A nice fluffy omelet has long been a popular side dish since the days of Napoleon Bonaparte. Legend has it that a local innkeeper near the town of Bessieres, Haute-Garonne fixed the delicious egg concoction for the French military leader during a stop for rest. Bonaparte was immediately hooked. In fact, he ordered the townspeople to gather up all the eggs in the village in order to prepare a large omelet for his army the next day. Word spread about the dish and people across the globe even began to experiment with the original recipe, adapting it to their ingredients and tastes.

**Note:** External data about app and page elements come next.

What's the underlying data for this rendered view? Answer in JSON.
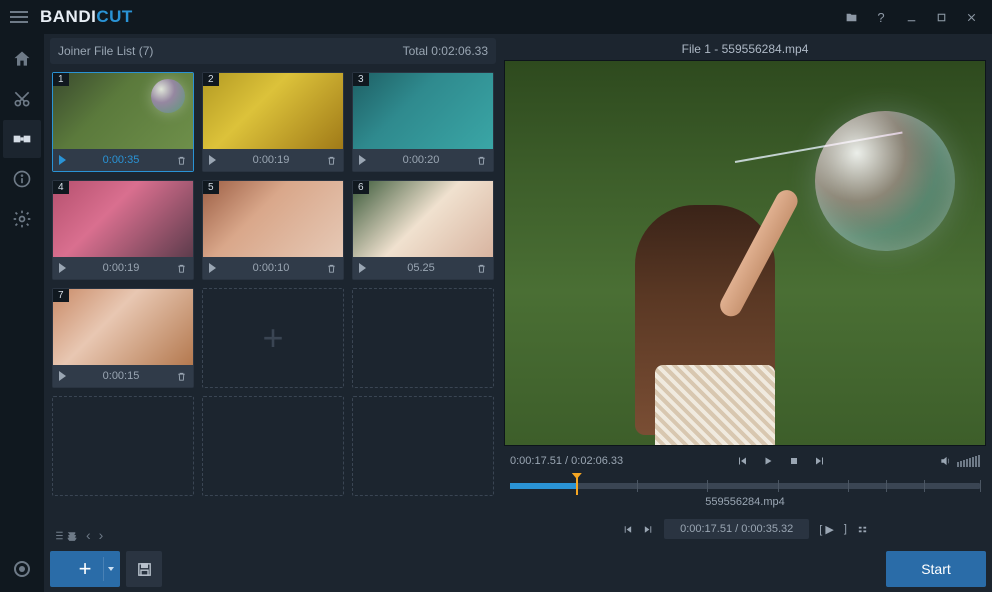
{
  "app": {
    "logo_part1": "BANDI",
    "logo_part2": "CUT"
  },
  "titlebar": {
    "icons": [
      "folder-icon",
      "help-icon",
      "minimize-icon",
      "maximize-icon",
      "close-icon"
    ]
  },
  "sidenav": {
    "items": [
      {
        "name": "home-icon"
      },
      {
        "name": "cut-icon"
      },
      {
        "name": "join-icon",
        "active": true
      },
      {
        "name": "info-icon"
      },
      {
        "name": "settings-icon"
      }
    ]
  },
  "leftpanel": {
    "header_label": "Joiner File List (7)",
    "header_total": "Total 0:02:06.33",
    "clips": [
      {
        "index": "1",
        "time": "0:00:35",
        "selected": true,
        "imgclass": "bubbles"
      },
      {
        "index": "2",
        "time": "0:00:19",
        "imgclass": "yellow"
      },
      {
        "index": "3",
        "time": "0:00:20",
        "imgclass": "water"
      },
      {
        "index": "4",
        "time": "0:00:19",
        "imgclass": "pink"
      },
      {
        "index": "5",
        "time": "0:00:10",
        "imgclass": "sun"
      },
      {
        "index": "6",
        "time": "05.25",
        "imgclass": "bunny"
      },
      {
        "index": "7",
        "time": "0:00:15",
        "imgclass": "camera"
      }
    ]
  },
  "preview": {
    "title": "File 1 - 559556284.mp4",
    "time_current": "0:00:17.51",
    "time_total": "0:02:06.33",
    "time_display": "0:00:17.51 / 0:02:06.33",
    "clip_name": "559556284.mp4",
    "range_display": "0:00:17.51 / 0:00:35.32"
  },
  "buttons": {
    "start": "Start"
  },
  "colors": {
    "accent": "#2a93d5",
    "primary_btn": "#2a6ca8",
    "bg_dark": "#10181f",
    "bg": "#1c252f"
  }
}
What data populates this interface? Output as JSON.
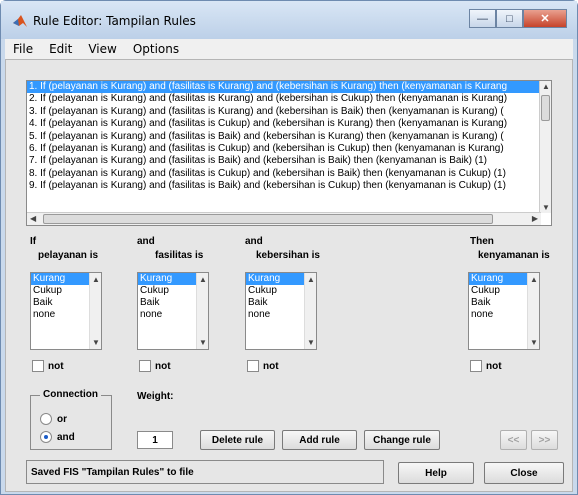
{
  "window": {
    "title": "Rule Editor: Tampilan Rules"
  },
  "menu": [
    "File",
    "Edit",
    "View",
    "Options"
  ],
  "rules": [
    "1. If (pelayanan is Kurang) and (fasilitas is Kurang) and (kebersihan is Kurang) then (kenyamanan is Kurang",
    "2. If (pelayanan is Kurang) and (fasilitas is Kurang) and (kebersihan is Cukup) then (kenyamanan is Kurang)",
    "3. If (pelayanan is Kurang) and (fasilitas is Kurang) and (kebersihan is Baik) then (kenyamanan is Kurang) (",
    "4. If (pelayanan is Kurang) and (fasilitas is Cukup) and (kebersihan is Kurang) then (kenyamanan is Kurang)",
    "5. If (pelayanan is Kurang) and (fasilitas is Baik) and (kebersihan is Kurang) then (kenyamanan is Kurang) (",
    "6. If (pelayanan is Kurang) and (fasilitas is Cukup) and (kebersihan is Cukup) then (kenyamanan is Kurang)",
    "7. If (pelayanan is Kurang) and (fasilitas is Baik) and (kebersihan is Baik) then (kenyamanan is Baik) (1)",
    "8. If (pelayanan is Kurang) and (fasilitas is Cukup) and (kebersihan is Baik) then (kenyamanan is Cukup) (1)",
    "9. If (pelayanan is Kurang) and (fasilitas is Baik) and (kebersihan is Cukup) then (kenyamanan is Cukup) (1)"
  ],
  "columns": [
    {
      "pre": "If",
      "var": "pelayanan is",
      "options": [
        "Kurang",
        "Cukup",
        "Baik",
        "none"
      ],
      "not": "not"
    },
    {
      "pre": "and",
      "var": "fasilitas is",
      "options": [
        "Kurang",
        "Cukup",
        "Baik",
        "none"
      ],
      "not": "not"
    },
    {
      "pre": "and",
      "var": "kebersihan is",
      "options": [
        "Kurang",
        "Cukup",
        "Baik",
        "none"
      ],
      "not": "not"
    },
    {
      "pre": "Then",
      "var": "kenyamanan is",
      "options": [
        "Kurang",
        "Cukup",
        "Baik",
        "none"
      ],
      "not": "not"
    }
  ],
  "connection": {
    "title": "Connection",
    "or": "or",
    "and": "and"
  },
  "weight": {
    "label": "Weight:",
    "value": "1"
  },
  "buttons": {
    "delete": "Delete rule",
    "add": "Add rule",
    "change": "Change rule",
    "prev": "<<",
    "next": ">>",
    "help": "Help",
    "close": "Close"
  },
  "status": "Saved FIS \"Tampilan Rules\" to file"
}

Screen Shot 2015-07-21 at 3.01.40 PMHowever, one thing remained the same. To make an omelet you need eggs. Traditionally, the recipe calls for eggs that are well-beaten and cooked with butter or oil in a frying pan and filled with ingredients such as: cheese, vegetables and meat (usually ham). Sometimes, instead of whole eggs only the whites are used, adding a small amount of cream, milk or water to obtain a fluffy texture.

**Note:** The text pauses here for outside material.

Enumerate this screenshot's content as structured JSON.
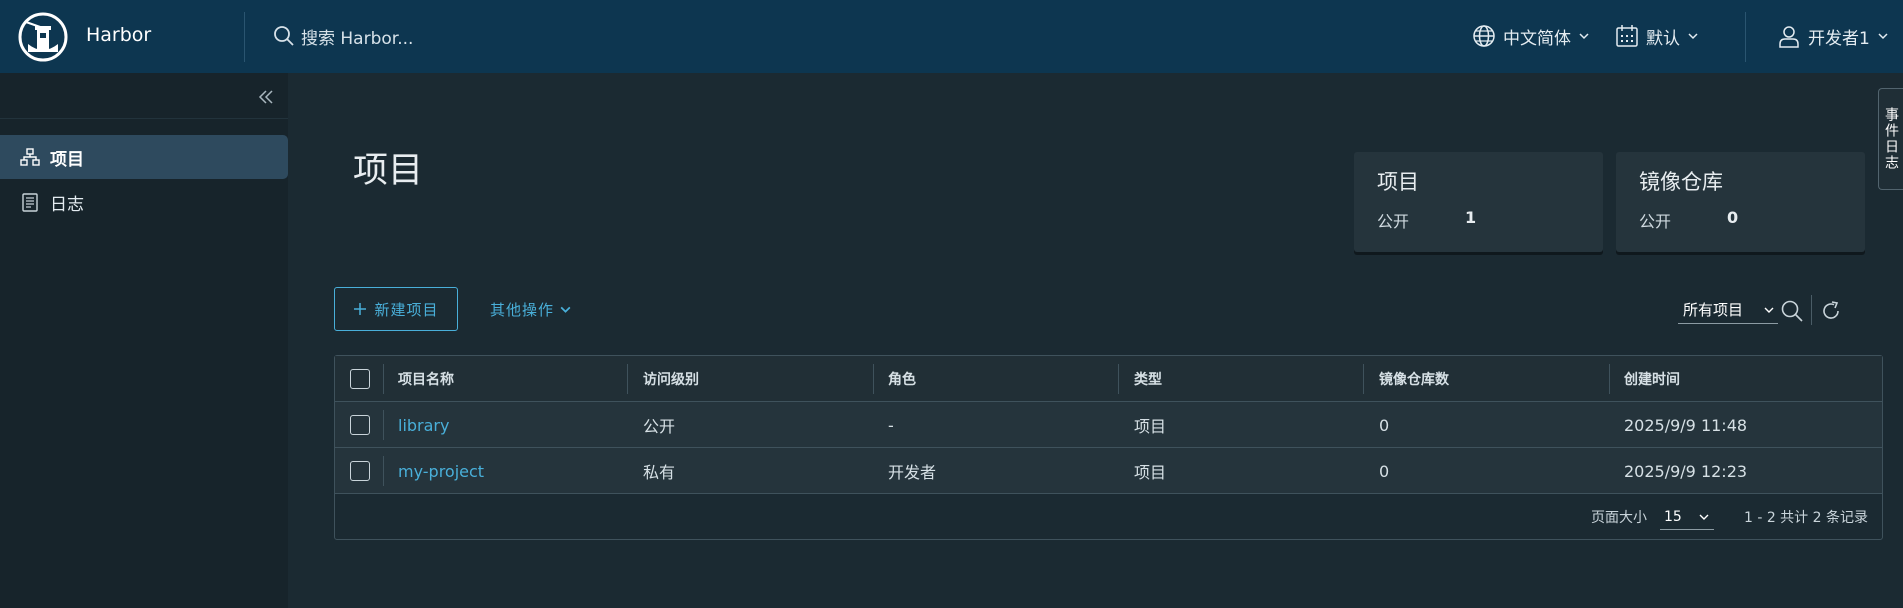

The world’s first largest omelet was made using 160,000 eggs on March 19, 1994 in Yokohama, Japan. Although the average person usually enjoys having an omelet for breakfast, it is actually one side dish that deserves a place on any brunch menu. This is largely due to the variations in which it can be prepared, complimenting any breakfast or lunch item.

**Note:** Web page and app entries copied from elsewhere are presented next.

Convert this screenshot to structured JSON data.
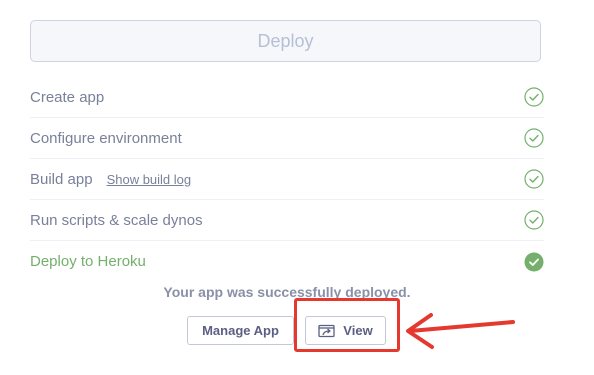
{
  "deploy_button_label": "Deploy",
  "steps": [
    {
      "label": "Create app",
      "state": "complete"
    },
    {
      "label": "Configure environment",
      "state": "complete"
    },
    {
      "label": "Build app",
      "link": "Show build log",
      "state": "complete"
    },
    {
      "label": "Run scripts & scale dynos",
      "state": "complete"
    },
    {
      "label": "Deploy to Heroku",
      "state": "done"
    }
  ],
  "status_message": "Your app was successfully deployed.",
  "buttons": {
    "manage_app": "Manage App",
    "view": "View"
  },
  "icons": {
    "step_check": "check-circle-outline-icon",
    "final_check": "check-circle-filled-icon",
    "view": "external-link-icon"
  },
  "colors": {
    "success_green": "#74b06c",
    "annotation_red": "#e5382f",
    "text_muted": "#79809a",
    "button_text": "#5b5f84"
  }
}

Throughout the centuries, cooks have gotten quite skilled and creative when it comes to making an omelet. The following omelet recipes prove why this beloved dish fits the bill when it comes to serving brunch and how it has reached kitchens all over the world.

See Bodrum Brunch’s Variety of Omelets

Egg white omelets are made with the omission of yolk, removing fat and cholesterol for those who are health conscious.

French omelets are cooked briskly using clarified butter in a special pan. It is often flavored with tomato, chervil, parsley, chives, chopped onions or tarragon with salt and pepper.

Khaginech is an Iranian omelet made with sugar and eggs beaten together then cooked quickly in a frying pan coated with butter or oil.

Nargesi (Spinach Omelet) is another Iranian version of the omelet made with spinach and fried onions and spiced with salt, pepper and garlic.Baghala ghatogh, also of Iranian origin, is made with Baghalas (Rashtian faba beans), eggs, dill and spices.

Greek omelets are pan-fried usually with sautéed vegetables.

Indian omelets (Masala) are made with lots of spices added before the eggs are whisked. The most commonly used condiments include: coriander leaf, cumin, turmeric, chopped green chilies and chopped onions.

Also popular in the Netherlands, the omelet is normally made with mushrooms, sautéed onions, potatoes, leeks, bell peppers and garden peas.

Great Britain fancies adding cheese and milk and to their eggs.

The Japanese favor adding soy sauce, bonita flakes, sugar and water to their mixture.

During the Gold Rush, an omelet recipe calling for added bacon and breaded oysters emerged from Placerville, California.

It’s plain to see how the omelet has changed since Napoleon Bonaparte took his first bite all those hundreds of years ago. Nevertheless, no matter how you like it or where you travel, there is an omelet recipe out there that is sure to please.